Remember that there is a lot more than meets the eye when you are trying to buy a foreclosure or fixer upper property. Negotiating with the banks, filling out paperwork properly, and undergoing all the necessary inspections can be a very detailed and tedious procedure.
Therefore, we encourage you to give me a call today to get started. Myself having years of experience assisting other clients with buying foreclosures and fixer uppers in Oakland County Mi for their next home, I can help you as well.. Discover how I can help you to make a smart and profitable investment as well!
Please see my Video (below) to get advice on Buying an Oakland County Mi Fixer-Upper
Buying A Home In Oakland County MI.? Take This Free Video Credit Course
HOW YOUR CREDIT SCORE IS GRADED
The newest method used by lenders to determine credit worthiness of a Oakland County MI. home buyer is credit scoring (Free Video Credit Course included). Lenders now have an objective way to assess a borrower’s application, which also removes bias and helps lenders offer better terms to those with high scores.

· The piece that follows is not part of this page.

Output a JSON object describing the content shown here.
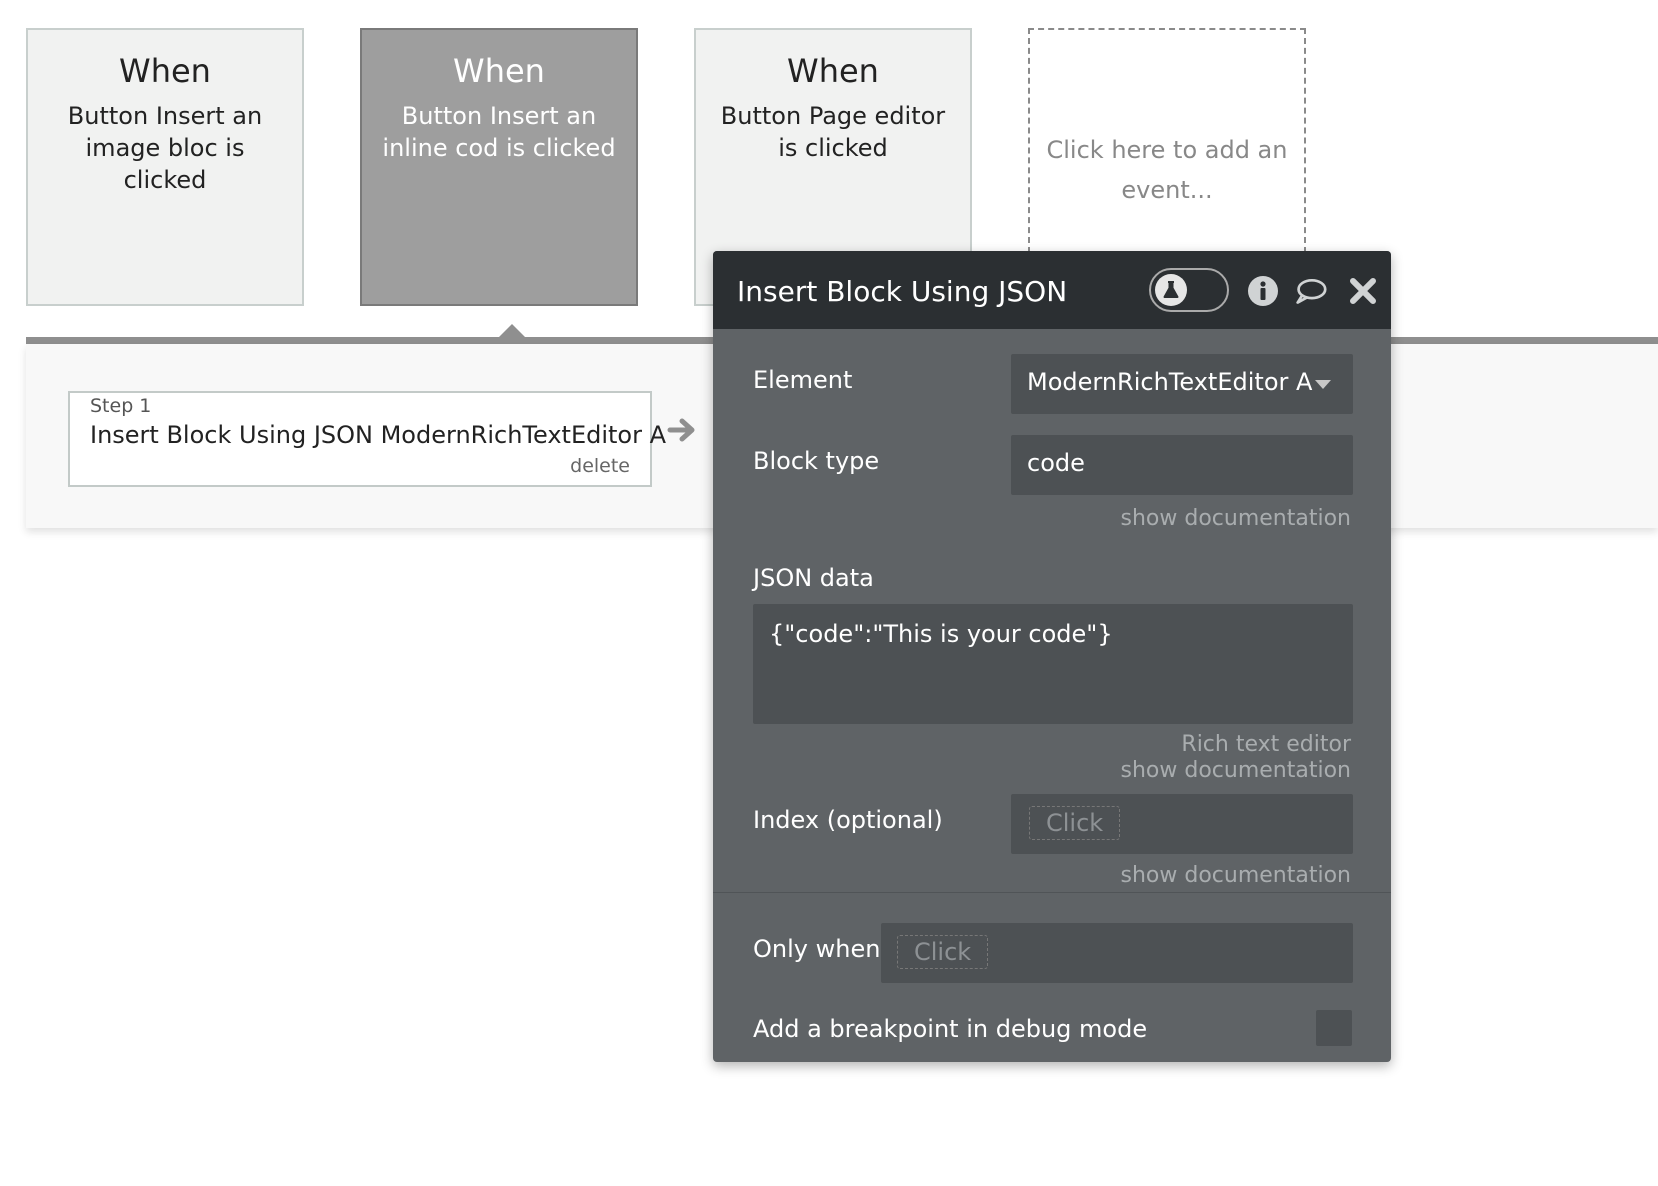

Credit scoring is based on a numeric scale, using data provided by the “Big Three” credit reporting agencies: Equifax, Experian and Trans Union. The scores help lenders determine the level of credit risk a Oakland County borrower may present to investors. Depending on the score, the borrower is rated A, B, C or D. Obviously, the higher the score, the lower the risk of default. This improves the options for the borrower in Oakland County and can reduce overall borrowing costs on their New Oakland County home.
Scores above 660 are usually considered A credit, according to HSH Associates, a mortgage and consumer-loan information publisher. You can score above 660 even if you were 30 days late on an installment loan or 60 days late on a revolving credit account once within the past two years. But more than one occurrence will drop your score quickly.

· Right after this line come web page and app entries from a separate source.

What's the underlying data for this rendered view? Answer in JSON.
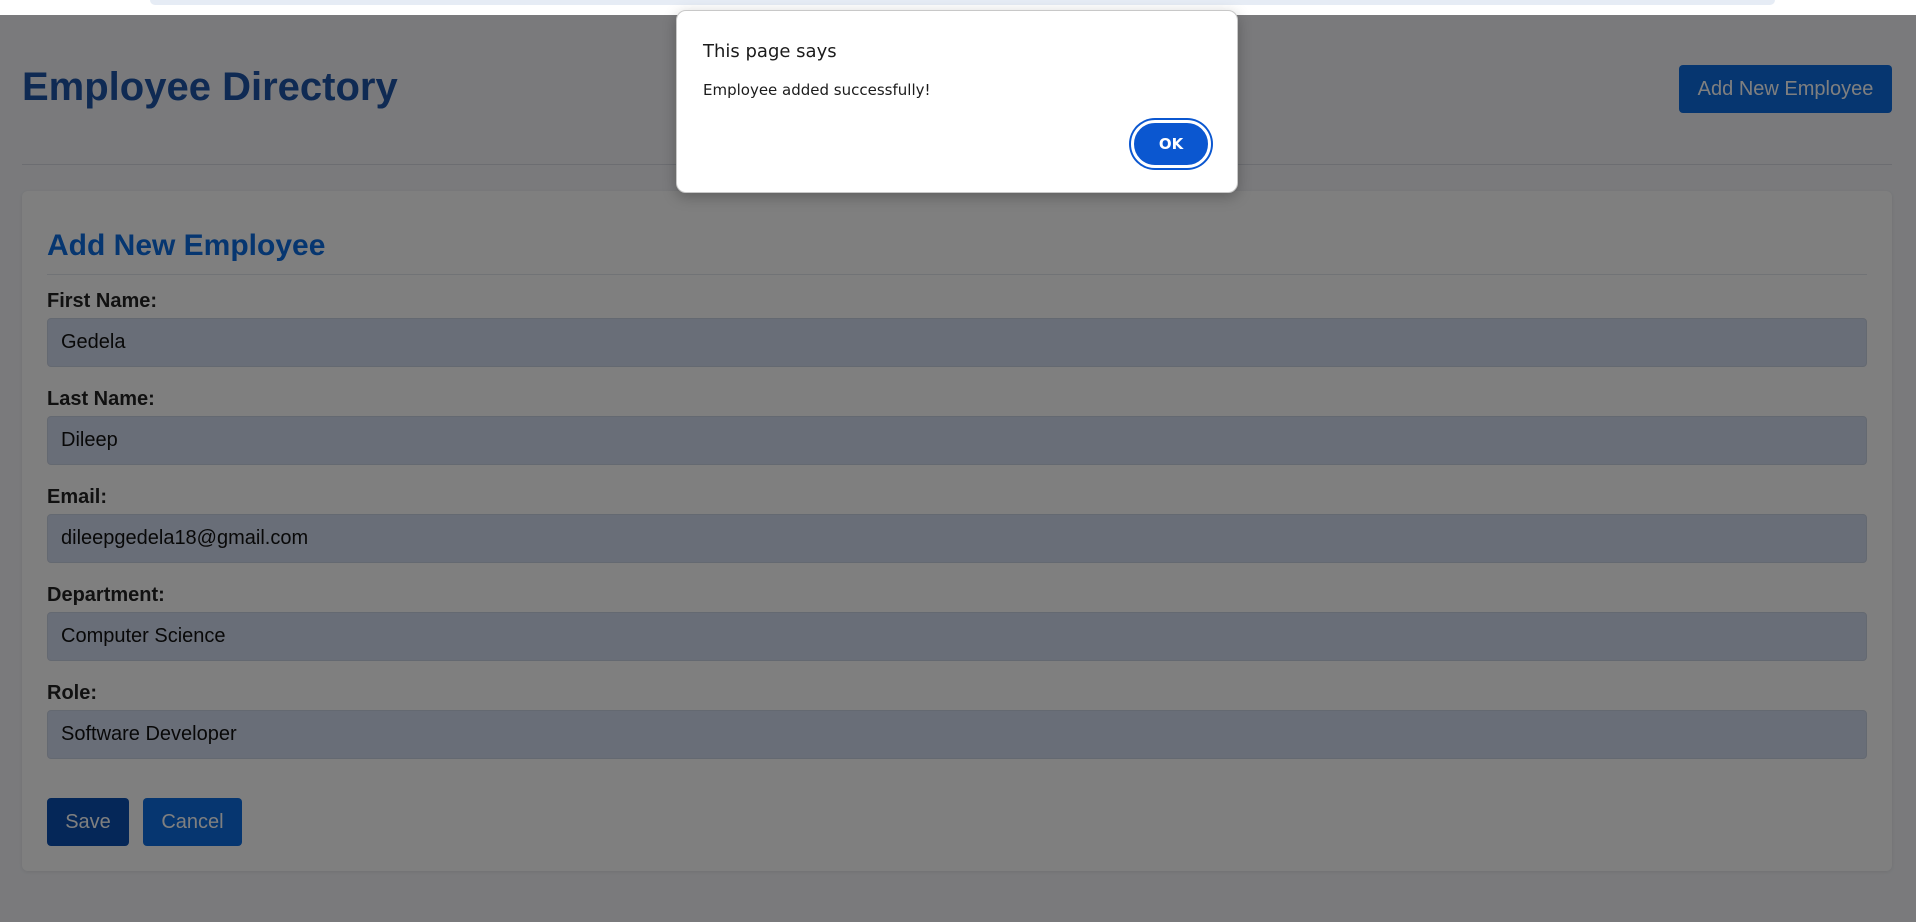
{
  "header": {
    "title": "Employee Directory",
    "add_button_label": "Add New Employee"
  },
  "form": {
    "title": "Add New Employee",
    "fields": [
      {
        "label": "First Name:",
        "value": "Gedela"
      },
      {
        "label": "Last Name:",
        "value": "Dileep"
      },
      {
        "label": "Email:",
        "value": "dileepgedela18@gmail.com"
      },
      {
        "label": "Department:",
        "value": "Computer Science"
      },
      {
        "label": "Role:",
        "value": "Software Developer"
      }
    ],
    "save_label": "Save",
    "cancel_label": "Cancel"
  },
  "dialog": {
    "title": "This page says",
    "message": "Employee added successfully!",
    "ok_label": "OK"
  },
  "colors": {
    "primary": "#0c6ce0",
    "title": "#1f55a6",
    "dialog_button": "#0b57d0"
  }
}
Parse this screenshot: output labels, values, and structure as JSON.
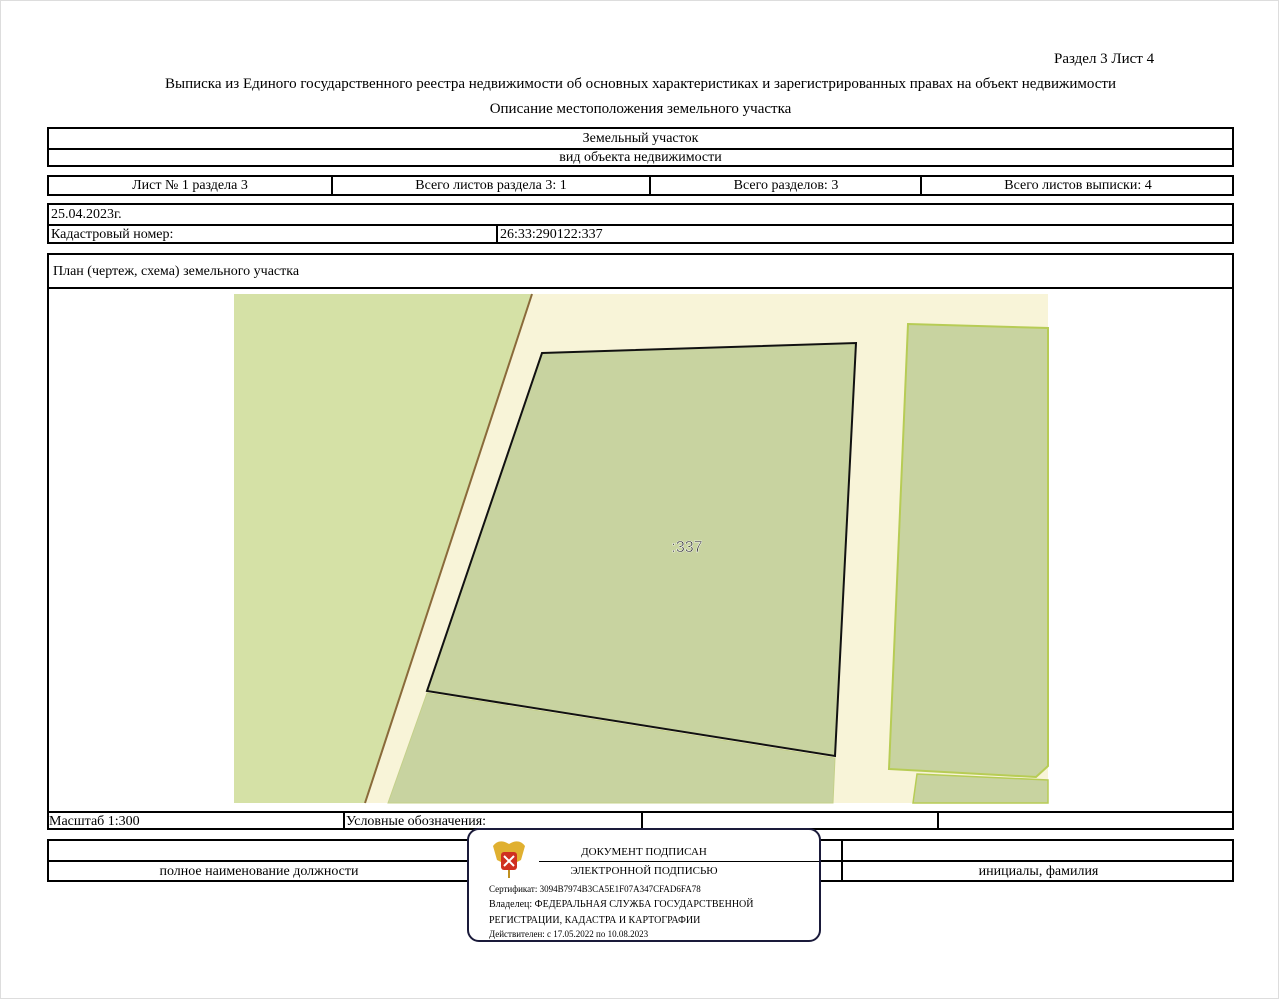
{
  "header": {
    "section_sheet": "Раздел 3    Лист 4",
    "title": "Выписка из Единого государственного реестра недвижимости об основных характеристиках и зарегистрированных правах на объект недвижимости",
    "subtitle": "Описание местоположения земельного участка"
  },
  "object": {
    "type": "Земельный участок",
    "type_caption": "вид объекта недвижимости"
  },
  "sheets": [
    "Лист № 1 раздела 3",
    "Всего листов раздела 3: 1",
    "Всего разделов: 3",
    "Всего листов выписки: 4"
  ],
  "date": "25.04.2023г.",
  "cadastral": {
    "label": "Кадастровый номер:",
    "value": "26:33:290122:337"
  },
  "plan": {
    "title": "План (чертеж, схема) земельного участка",
    "parcel_label": ":337"
  },
  "footer": {
    "scale": "Масштаб 1:300",
    "legend": "Условные обозначения:",
    "position_caption": "полное наименование должности",
    "name_caption": "инициалы, фамилия"
  },
  "stamp": {
    "line1": "ДОКУМЕНТ ПОДПИСАН",
    "line2": "ЭЛЕКТРОННОЙ ПОДПИСЬЮ",
    "certificate": "Сертификат: 3094B7974B3CA5E1F07A347CFAD6FA78",
    "owner1": "Владелец: ФЕДЕРАЛЬНАЯ СЛУЖБА ГОСУДАРСТВЕННОЙ",
    "owner2": "РЕГИСТРАЦИИ, КАДАСТРА И КАРТОГРАФИИ",
    "valid": "Действителен: с 17.05.2022 по 10.08.2023"
  },
  "colors": {
    "parcel": "#c8d3a0",
    "land": "#d5e1a6",
    "road": "#f8f4d8",
    "stamp_border": "#1a1a3a"
  }
}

“B”s And “C”s
Late payments and high credit balances lower the score and the grade. If you have had a number of late payments, you will probably receive a B or C grade, possibly increasing your interest rate and hurting your chances of getting a loan.
D credit ratings are usually given to someone who recently filed for bankruptcy or has had extensive credit difficulties.
It’s All Relative
Keep in mind, however, that a score of 660 may be considered good by one lender and mediocre by another. There’s more to approving a loan application than just the credit score.
Once your application is complete, it is usually examined by an automated underwriting system and by actual human beings! Both Freddie Mac and Fannie Mae (the two largest mortgage holders in the country) tell lenders that applications should not be approved or declined based only on credit scores.
More than 100 variables are used to determine your score. There are, however, five primary categories of credit information, according to Fair Isaac, the leading firm in the area of credit scoring. They are, in order from most to least important:
1. Late payments, delinquencies, bankruptcies
2. Outstanding debt
3. Length of credit history
4. New applications for credit (inquiries)
5. Types of credit currently in use
While a lot of information goes into determining a credit score, there are some areas that are definitely not included, including ethnic group, religion, gender, marital status and nationality. These categories cannot even be considered in a loan application. Federal law protects all Oakland County MI potential borrowers from discrimination in the lending process.
Below is a series of 7 videos that will teach you what you need to know about getting your credit in shape for a future Oakland County home purchase.
Please feel free to share these videos with a friend who currently owns or is looking to buy a home in Oakland County.
Staying out of credit trouble can have a big impact on your financials for years to come!
FREE 7 VIDEO CREDIT COURSE